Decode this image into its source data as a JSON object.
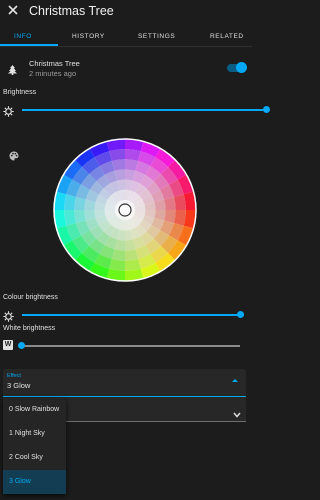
{
  "header": {
    "title": "Christmas Tree",
    "close_icon": "close-icon"
  },
  "tabs": [
    {
      "label": "INFO",
      "active": true
    },
    {
      "label": "HISTORY",
      "active": false
    },
    {
      "label": "SETTINGS",
      "active": false
    },
    {
      "label": "RELATED",
      "active": false
    }
  ],
  "entity": {
    "name": "Christmas Tree",
    "last_changed": "2 minutes ago",
    "state_on": true
  },
  "brightness": {
    "label": "Brightness",
    "value": 1.0
  },
  "colour_brightness": {
    "label": "Colour brightness",
    "value": 1.0
  },
  "white_brightness": {
    "label": "White brightness",
    "value": 0.0,
    "badge": "W"
  },
  "effect": {
    "label": "Effect",
    "value": "3 Glow",
    "options": [
      "0 Slow Rainbow",
      "1 Night Sky",
      "2 Cool Sky",
      "3 Glow"
    ],
    "selected_index": 3
  },
  "colors": {
    "accent": "#03a9f4",
    "background": "#1c1c1c",
    "surface": "#272727"
  }
}
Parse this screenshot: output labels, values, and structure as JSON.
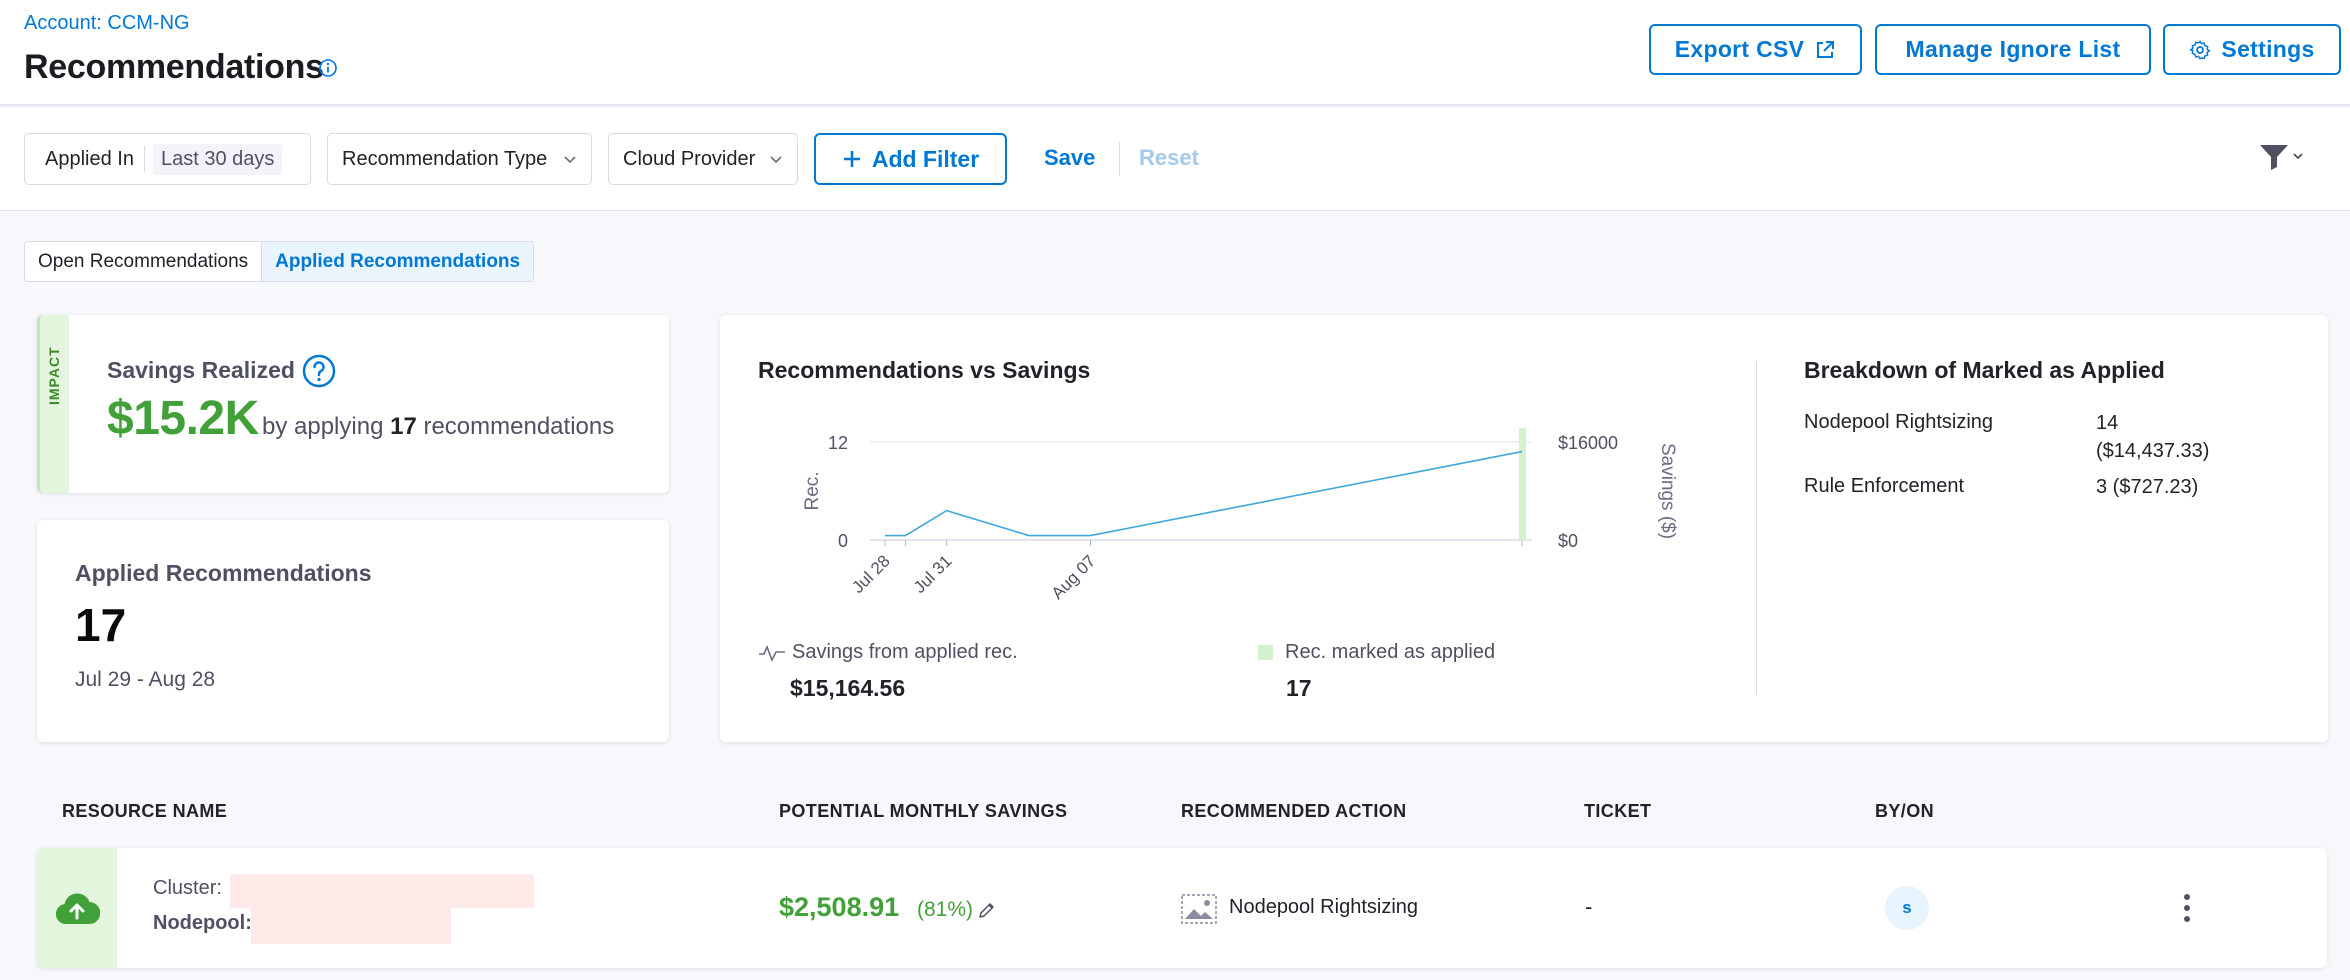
{
  "header": {
    "account_link": "Account: CCM-NG",
    "title": "Recommendations",
    "buttons": {
      "export_csv": "Export CSV",
      "manage_ignore_list": "Manage Ignore List",
      "settings": "Settings"
    }
  },
  "filter_bar": {
    "applied_in_label": "Applied In",
    "applied_in_value": "Last 30 days",
    "recommendation_type": "Recommendation Type",
    "cloud_provider": "Cloud Provider",
    "add_filter": "Add Filter",
    "save": "Save",
    "reset": "Reset"
  },
  "tabs": [
    {
      "label": "Open Recommendations",
      "active": false
    },
    {
      "label": "Applied Recommendations",
      "active": true
    }
  ],
  "impact_card": {
    "strip_label": "IMPACT",
    "title": "Savings Realized",
    "amount": "$15.2K",
    "desc_prefix": "by applying",
    "desc_count": "17",
    "desc_suffix": "recommendations"
  },
  "applied_card": {
    "title": "Applied Recommendations",
    "count": "17",
    "range": "Jul 29 - Aug 28"
  },
  "chart_card": {
    "title": "Recommendations vs Savings",
    "legend": [
      {
        "label": "Savings from applied rec.",
        "value": "$15,164.56"
      },
      {
        "label": "Rec. marked as applied",
        "value": "17"
      }
    ]
  },
  "chart_data": {
    "type": "line",
    "title": "Recommendations vs Savings",
    "xlabel": "",
    "ylabel": "Rec.",
    "y2label": "Savings ($)",
    "ylim": [
      0,
      12
    ],
    "y2lim": [
      0,
      16000
    ],
    "y_ticks": [
      "12",
      "0"
    ],
    "y2_ticks": [
      "$16000",
      "$0"
    ],
    "x_tick_labels": [
      "Jul 28",
      "Jul 31",
      "Aug 07"
    ],
    "x": [
      "Jul 28",
      "Jul 29",
      "Jul 31",
      "Aug 04",
      "Aug 07",
      "Aug 28"
    ],
    "series": [
      {
        "name": "Savings from applied rec.",
        "axis": "right",
        "color": "#3fa7db",
        "values": [
          727,
          727,
          4800,
          727,
          727,
          14437
        ]
      },
      {
        "name": "Rec. marked as applied",
        "axis": "left",
        "type": "bar",
        "color": "#d4f0cc",
        "values": [
          0,
          0,
          0,
          0,
          0,
          17
        ]
      }
    ],
    "grid": true,
    "legend": "bottom"
  },
  "breakdown": {
    "title": "Breakdown of Marked as Applied",
    "rows": [
      {
        "label": "Nodepool Rightsizing",
        "value_line1": "14",
        "value_line2": "($14,437.33)"
      },
      {
        "label": "Rule Enforcement",
        "value_line1": "3 ($727.23)",
        "value_line2": ""
      }
    ]
  },
  "table": {
    "headers": [
      "RESOURCE NAME",
      "POTENTIAL MONTHLY SAVINGS",
      "RECOMMENDED ACTION",
      "TICKET",
      "BY/ON"
    ],
    "rows": [
      {
        "cluster_label": "Cluster:",
        "nodepool_label": "Nodepool:",
        "savings": "$2,508.91",
        "percent": "(81%)",
        "action": "Nodepool Rightsizing",
        "ticket": "-",
        "by_initial": "s"
      }
    ]
  },
  "colors": {
    "accent": "#0278d5",
    "savings_green": "#42a038",
    "line": "#3fa7db",
    "bar": "#d4f0cc",
    "redaction": "#ffe9e9"
  },
  "icons": {
    "export": "external-link-icon",
    "settings": "gear-icon",
    "info": "info-icon",
    "help": "help-circle-icon",
    "filter": "funnel-icon",
    "resource": "cloud-upload-icon",
    "action": "image-placeholder-icon",
    "more": "kebab-icon"
  }
}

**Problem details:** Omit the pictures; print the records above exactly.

**Your response:**
Decode this image into its source data as a JSON object.
{
  "header": {
    "title": "Christmas Tree",
    "close_icon": "close-icon"
  },
  "tabs": [
    {
      "label": "INFO",
      "active": true
    },
    {
      "label": "HISTORY",
      "active": false
    },
    {
      "label": "SETTINGS",
      "active": false
    },
    {
      "label": "RELATED",
      "active": false
    }
  ],
  "entity": {
    "name": "Christmas Tree",
    "last_changed": "2 minutes ago",
    "state_on": true
  },
  "brightness": {
    "label": "Brightness",
    "value": 1.0
  },
  "colour_brightness": {
    "label": "Colour brightness",
    "value": 1.0
  },
  "white_brightness": {
    "label": "White brightness",
    "value": 0.0,
    "badge": "W"
  },
  "effect": {
    "label": "Effect",
    "value": "3 Glow",
    "options": [
      "0 Slow Rainbow",
      "1 Night Sky",
      "2 Cool Sky",
      "3 Glow"
    ],
    "selected_index": 3
  },
  "colors": {
    "accent": "#03a9f4",
    "background": "#1c1c1c",
    "surface": "#272727"
  }
}
Parse this screenshot: output labels, values, and structure as JSON.
{
  "header": {
    "account_link": "Account: CCM-NG",
    "title": "Recommendations",
    "buttons": {
      "export_csv": "Export CSV",
      "manage_ignore_list": "Manage Ignore List",
      "settings": "Settings"
    }
  },
  "filter_bar": {
    "applied_in_label": "Applied In",
    "applied_in_value": "Last 30 days",
    "recommendation_type": "Recommendation Type",
    "cloud_provider": "Cloud Provider",
    "add_filter": "Add Filter",
    "save": "Save",
    "reset": "Reset"
  },
  "tabs": [
    {
      "label": "Open Recommendations",
      "active": false
    },
    {
      "label": "Applied Recommendations",
      "active": true
    }
  ],
  "impact_card": {
    "strip_label": "IMPACT",
    "title": "Savings Realized",
    "amount": "$15.2K",
    "desc_prefix": "by applying",
    "desc_count": "17",
    "desc_suffix": "recommendations"
  },
  "applied_card": {
    "title": "Applied Recommendations",
    "count": "17",
    "range": "Jul 29 - Aug 28"
  },
  "chart_card": {
    "title": "Recommendations vs Savings",
    "legend": [
      {
        "label": "Savings from applied rec.",
        "value": "$15,164.56"
      },
      {
        "label": "Rec. marked as applied",
        "value": "17"
      }
    ]
  },
  "chart_data": {
    "type": "line",
    "title": "Recommendations vs Savings",
    "xlabel": "",
    "ylabel": "Rec.",
    "y2label": "Savings ($)",
    "ylim": [
      0,
      12
    ],
    "y2lim": [
      0,
      16000
    ],
    "y_ticks": [
      "12",
      "0"
    ],
    "y2_ticks": [
      "$16000",
      "$0"
    ],
    "x_tick_labels": [
      "Jul 28",
      "Jul 31",
      "Aug 07"
    ],
    "x": [
      "Jul 28",
      "Jul 29",
      "Jul 31",
      "Aug 04",
      "Aug 07",
      "Aug 28"
    ],
    "series": [
      {
        "name": "Savings from applied rec.",
        "axis": "right",
        "color": "#3fa7db",
        "values": [
          727,
          727,
          4800,
          727,
          727,
          14437
        ]
      },
      {
        "name": "Rec. marked as applied",
        "axis": "left",
        "type": "bar",
        "color": "#d4f0cc",
        "values": [
          0,
          0,
          0,
          0,
          0,
          17
        ]
      }
    ],
    "grid": true,
    "legend": "bottom"
  },
  "breakdown": {
    "title": "Breakdown of Marked as Applied",
    "rows": [
      {
        "label": "Nodepool Rightsizing",
        "value_line1": "14",
        "value_line2": "($14,437.33)"
      },
      {
        "label": "Rule Enforcement",
        "value_line1": "3 ($727.23)",
        "value_line2": ""
      }
    ]
  },
  "table": {
    "headers": [
      "RESOURCE NAME",
      "POTENTIAL MONTHLY SAVINGS",
      "RECOMMENDED ACTION",
      "TICKET",
      "BY/ON"
    ],
    "rows": [
      {
        "cluster_label": "Cluster:",
        "nodepool_label": "Nodepool:",
        "savings": "$2,508.91",
        "percent": "(81%)",
        "action": "Nodepool Rightsizing",
        "ticket": "-",
        "by_initial": "s"
      }
    ]
  },
  "colors": {
    "accent": "#0278d5",
    "savings_green": "#42a038",
    "line": "#3fa7db",
    "bar": "#d4f0cc",
    "redaction": "#ffe9e9"
  },
  "icons": {
    "export": "external-link-icon",
    "settings": "gear-icon",
    "info": "info-icon",
    "help": "help-circle-icon",
    "filter": "funnel-icon",
    "resource": "cloud-upload-icon",
    "action": "image-placeholder-icon",
    "more": "kebab-icon"
  }
}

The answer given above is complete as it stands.